- _Task directions_:
Wherever the word "this" shows up in the data, report the line it sits in.

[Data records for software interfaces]
::::::

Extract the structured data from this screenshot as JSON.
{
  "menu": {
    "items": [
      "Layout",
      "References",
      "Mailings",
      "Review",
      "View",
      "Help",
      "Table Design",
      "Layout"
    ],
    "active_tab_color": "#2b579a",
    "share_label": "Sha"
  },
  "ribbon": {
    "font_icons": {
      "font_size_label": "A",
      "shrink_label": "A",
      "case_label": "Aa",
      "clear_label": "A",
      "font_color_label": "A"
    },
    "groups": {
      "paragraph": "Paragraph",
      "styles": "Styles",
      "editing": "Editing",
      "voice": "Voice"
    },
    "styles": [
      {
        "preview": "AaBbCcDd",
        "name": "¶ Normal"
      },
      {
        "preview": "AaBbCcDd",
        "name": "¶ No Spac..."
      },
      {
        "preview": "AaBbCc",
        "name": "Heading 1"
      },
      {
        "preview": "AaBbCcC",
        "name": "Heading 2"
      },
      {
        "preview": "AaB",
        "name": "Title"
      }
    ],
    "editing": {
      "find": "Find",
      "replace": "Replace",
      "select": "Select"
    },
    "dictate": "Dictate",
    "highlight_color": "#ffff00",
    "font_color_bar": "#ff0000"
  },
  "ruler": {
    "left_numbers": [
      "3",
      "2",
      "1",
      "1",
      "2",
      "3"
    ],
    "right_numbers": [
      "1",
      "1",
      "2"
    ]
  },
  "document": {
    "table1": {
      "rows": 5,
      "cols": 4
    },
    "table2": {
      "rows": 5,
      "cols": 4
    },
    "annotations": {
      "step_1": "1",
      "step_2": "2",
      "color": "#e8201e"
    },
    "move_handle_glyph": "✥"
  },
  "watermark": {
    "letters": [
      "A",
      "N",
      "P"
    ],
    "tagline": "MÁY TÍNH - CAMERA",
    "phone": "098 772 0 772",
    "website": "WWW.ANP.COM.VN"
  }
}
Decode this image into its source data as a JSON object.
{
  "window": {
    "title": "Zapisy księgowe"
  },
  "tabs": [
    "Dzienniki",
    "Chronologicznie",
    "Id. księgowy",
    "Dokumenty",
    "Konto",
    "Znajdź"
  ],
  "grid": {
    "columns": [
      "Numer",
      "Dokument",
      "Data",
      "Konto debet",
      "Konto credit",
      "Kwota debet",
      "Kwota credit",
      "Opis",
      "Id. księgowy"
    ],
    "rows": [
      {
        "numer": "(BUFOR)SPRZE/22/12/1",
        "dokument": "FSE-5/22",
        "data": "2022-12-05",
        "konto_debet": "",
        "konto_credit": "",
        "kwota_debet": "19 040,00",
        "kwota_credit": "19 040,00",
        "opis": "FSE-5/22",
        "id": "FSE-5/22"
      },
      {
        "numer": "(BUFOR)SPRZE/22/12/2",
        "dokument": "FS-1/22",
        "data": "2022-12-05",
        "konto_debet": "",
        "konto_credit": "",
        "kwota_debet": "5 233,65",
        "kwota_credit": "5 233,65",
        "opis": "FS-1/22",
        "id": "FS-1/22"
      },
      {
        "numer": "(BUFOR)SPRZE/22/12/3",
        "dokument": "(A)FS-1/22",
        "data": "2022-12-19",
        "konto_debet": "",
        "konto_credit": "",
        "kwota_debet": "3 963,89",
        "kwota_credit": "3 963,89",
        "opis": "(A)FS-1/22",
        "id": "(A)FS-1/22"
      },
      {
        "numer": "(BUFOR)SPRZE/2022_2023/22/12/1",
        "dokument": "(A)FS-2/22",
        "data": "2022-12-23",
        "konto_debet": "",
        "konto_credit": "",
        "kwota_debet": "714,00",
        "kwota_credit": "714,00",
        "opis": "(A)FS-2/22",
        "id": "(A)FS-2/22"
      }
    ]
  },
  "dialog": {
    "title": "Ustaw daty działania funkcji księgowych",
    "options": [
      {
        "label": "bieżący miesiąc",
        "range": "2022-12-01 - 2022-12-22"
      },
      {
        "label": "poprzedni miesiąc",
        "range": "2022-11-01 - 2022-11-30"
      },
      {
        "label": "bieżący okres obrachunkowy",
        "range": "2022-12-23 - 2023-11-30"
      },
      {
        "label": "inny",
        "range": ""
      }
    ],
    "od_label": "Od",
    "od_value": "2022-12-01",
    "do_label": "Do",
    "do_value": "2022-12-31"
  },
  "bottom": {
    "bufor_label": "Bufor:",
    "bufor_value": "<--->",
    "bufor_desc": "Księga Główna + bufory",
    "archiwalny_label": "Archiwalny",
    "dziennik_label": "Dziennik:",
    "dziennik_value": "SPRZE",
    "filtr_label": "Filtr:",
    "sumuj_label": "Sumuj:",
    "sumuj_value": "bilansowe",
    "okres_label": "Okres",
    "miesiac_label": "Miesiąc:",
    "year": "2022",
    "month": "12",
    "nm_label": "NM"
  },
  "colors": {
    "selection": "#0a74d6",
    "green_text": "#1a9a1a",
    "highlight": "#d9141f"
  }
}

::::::

- _Response_:
Extract the structured data from this screenshot as JSON.
Decode this image into its source data as a JSON object.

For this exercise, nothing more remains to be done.